[Data]:
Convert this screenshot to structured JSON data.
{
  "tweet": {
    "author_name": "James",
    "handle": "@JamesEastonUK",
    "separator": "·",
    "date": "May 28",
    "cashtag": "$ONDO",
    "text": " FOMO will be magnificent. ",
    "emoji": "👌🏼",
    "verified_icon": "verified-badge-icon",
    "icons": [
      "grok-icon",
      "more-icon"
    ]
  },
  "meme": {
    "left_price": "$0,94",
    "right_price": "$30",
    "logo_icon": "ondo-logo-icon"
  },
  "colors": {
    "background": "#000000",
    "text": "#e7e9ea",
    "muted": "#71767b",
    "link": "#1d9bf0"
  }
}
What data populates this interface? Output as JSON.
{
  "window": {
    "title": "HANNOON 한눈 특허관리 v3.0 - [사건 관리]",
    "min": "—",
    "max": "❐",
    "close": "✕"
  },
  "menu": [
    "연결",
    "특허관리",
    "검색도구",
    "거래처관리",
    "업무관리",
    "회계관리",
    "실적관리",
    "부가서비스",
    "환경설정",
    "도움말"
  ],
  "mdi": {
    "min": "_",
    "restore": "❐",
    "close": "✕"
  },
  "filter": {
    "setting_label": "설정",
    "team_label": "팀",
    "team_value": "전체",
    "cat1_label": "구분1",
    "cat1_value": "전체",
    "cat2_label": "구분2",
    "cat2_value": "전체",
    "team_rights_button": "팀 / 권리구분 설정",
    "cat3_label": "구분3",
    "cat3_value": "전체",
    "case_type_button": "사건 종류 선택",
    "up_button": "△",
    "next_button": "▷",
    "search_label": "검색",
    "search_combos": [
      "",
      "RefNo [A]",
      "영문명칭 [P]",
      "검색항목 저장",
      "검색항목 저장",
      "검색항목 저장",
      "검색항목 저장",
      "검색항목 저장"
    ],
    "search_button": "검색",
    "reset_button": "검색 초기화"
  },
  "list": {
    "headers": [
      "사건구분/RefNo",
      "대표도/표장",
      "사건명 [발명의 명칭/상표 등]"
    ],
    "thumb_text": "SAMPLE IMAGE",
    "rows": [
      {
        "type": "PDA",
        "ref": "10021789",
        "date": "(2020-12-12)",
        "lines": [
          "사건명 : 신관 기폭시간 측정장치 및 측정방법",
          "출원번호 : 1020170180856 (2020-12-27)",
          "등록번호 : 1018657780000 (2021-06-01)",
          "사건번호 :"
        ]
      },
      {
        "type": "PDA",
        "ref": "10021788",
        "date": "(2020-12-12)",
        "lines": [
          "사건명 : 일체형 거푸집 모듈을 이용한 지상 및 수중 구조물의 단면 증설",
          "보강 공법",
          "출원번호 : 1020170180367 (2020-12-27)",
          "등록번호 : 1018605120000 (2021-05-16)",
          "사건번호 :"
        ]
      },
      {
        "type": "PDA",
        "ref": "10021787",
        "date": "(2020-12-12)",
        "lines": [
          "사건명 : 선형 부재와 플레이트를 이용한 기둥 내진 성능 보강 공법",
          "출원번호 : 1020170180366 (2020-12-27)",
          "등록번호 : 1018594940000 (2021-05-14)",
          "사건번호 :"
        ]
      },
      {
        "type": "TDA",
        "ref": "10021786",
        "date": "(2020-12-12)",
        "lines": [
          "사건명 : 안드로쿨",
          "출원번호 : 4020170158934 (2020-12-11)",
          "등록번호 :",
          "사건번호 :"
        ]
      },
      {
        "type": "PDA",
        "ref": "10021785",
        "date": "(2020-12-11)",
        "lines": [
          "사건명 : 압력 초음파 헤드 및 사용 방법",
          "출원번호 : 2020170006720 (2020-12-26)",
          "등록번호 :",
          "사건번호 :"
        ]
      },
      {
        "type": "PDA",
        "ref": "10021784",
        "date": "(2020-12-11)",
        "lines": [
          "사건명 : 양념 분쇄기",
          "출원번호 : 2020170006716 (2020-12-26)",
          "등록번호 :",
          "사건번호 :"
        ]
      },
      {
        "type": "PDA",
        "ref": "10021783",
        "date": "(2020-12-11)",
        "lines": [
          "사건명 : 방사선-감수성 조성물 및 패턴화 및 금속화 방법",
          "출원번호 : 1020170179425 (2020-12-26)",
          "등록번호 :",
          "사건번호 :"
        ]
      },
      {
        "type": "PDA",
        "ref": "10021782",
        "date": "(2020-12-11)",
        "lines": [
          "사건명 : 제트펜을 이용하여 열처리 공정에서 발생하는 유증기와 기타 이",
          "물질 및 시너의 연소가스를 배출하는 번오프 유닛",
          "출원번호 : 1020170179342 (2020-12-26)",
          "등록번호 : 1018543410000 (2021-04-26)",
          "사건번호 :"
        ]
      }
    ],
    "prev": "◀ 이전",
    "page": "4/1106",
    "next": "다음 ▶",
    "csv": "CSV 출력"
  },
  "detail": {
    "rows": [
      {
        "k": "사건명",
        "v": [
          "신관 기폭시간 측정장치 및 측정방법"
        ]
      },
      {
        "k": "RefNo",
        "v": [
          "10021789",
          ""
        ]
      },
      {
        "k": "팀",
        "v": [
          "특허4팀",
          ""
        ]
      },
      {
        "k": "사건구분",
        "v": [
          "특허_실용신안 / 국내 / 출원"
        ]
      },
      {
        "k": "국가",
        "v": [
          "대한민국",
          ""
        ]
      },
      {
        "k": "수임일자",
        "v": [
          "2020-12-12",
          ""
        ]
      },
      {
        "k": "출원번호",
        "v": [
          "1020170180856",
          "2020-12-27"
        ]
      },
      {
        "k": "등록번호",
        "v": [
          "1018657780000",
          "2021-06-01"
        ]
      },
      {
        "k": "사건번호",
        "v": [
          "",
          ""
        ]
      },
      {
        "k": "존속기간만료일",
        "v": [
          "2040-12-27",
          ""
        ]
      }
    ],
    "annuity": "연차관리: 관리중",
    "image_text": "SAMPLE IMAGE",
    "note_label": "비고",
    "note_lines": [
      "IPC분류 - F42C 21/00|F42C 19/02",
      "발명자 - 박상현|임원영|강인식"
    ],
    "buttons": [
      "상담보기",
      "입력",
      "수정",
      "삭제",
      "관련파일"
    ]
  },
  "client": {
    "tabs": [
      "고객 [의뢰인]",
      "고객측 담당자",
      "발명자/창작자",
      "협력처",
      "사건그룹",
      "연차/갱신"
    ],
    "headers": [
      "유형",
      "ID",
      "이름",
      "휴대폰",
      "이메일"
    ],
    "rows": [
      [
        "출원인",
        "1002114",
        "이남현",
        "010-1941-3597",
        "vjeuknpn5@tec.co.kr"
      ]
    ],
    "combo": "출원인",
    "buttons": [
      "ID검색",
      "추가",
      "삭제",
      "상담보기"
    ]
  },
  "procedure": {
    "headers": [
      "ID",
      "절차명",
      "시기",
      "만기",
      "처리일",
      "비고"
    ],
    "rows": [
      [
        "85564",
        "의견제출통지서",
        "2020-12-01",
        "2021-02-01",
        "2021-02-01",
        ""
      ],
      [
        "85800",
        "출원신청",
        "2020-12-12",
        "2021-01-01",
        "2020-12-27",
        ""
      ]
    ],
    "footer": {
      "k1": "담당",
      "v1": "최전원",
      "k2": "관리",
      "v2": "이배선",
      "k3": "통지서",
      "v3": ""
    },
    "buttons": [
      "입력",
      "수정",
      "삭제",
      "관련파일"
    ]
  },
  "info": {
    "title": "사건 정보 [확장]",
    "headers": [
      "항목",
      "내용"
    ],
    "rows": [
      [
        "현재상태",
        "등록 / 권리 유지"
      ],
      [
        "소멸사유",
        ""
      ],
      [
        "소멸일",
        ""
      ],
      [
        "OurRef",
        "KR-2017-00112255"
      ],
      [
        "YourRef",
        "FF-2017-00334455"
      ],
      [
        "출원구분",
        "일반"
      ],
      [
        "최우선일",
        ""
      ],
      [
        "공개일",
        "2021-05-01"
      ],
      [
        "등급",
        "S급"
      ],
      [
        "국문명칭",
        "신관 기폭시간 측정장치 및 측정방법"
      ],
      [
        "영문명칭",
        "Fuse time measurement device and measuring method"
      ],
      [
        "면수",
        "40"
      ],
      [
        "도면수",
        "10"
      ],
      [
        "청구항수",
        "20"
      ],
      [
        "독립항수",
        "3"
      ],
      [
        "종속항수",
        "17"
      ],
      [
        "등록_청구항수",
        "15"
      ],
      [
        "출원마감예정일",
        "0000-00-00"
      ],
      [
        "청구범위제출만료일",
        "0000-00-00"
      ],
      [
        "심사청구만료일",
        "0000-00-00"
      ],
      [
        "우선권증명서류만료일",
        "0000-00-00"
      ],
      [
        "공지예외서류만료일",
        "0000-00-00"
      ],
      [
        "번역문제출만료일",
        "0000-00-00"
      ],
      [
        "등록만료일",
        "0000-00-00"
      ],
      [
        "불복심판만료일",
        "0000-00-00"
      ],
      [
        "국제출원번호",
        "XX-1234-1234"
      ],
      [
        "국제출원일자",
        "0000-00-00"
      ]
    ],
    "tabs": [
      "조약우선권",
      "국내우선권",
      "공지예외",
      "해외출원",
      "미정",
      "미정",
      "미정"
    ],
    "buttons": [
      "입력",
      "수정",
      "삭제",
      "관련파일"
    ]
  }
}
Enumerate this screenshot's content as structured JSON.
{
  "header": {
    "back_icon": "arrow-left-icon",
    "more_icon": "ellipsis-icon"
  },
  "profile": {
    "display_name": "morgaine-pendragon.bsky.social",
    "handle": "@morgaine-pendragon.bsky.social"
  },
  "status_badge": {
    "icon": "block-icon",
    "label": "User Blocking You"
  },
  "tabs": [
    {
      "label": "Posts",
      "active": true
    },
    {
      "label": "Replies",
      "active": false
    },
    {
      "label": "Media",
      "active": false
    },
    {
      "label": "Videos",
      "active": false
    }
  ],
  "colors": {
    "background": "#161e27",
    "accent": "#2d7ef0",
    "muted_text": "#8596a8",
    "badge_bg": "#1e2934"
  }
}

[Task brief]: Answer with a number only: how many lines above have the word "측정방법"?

[Exercise response]: 3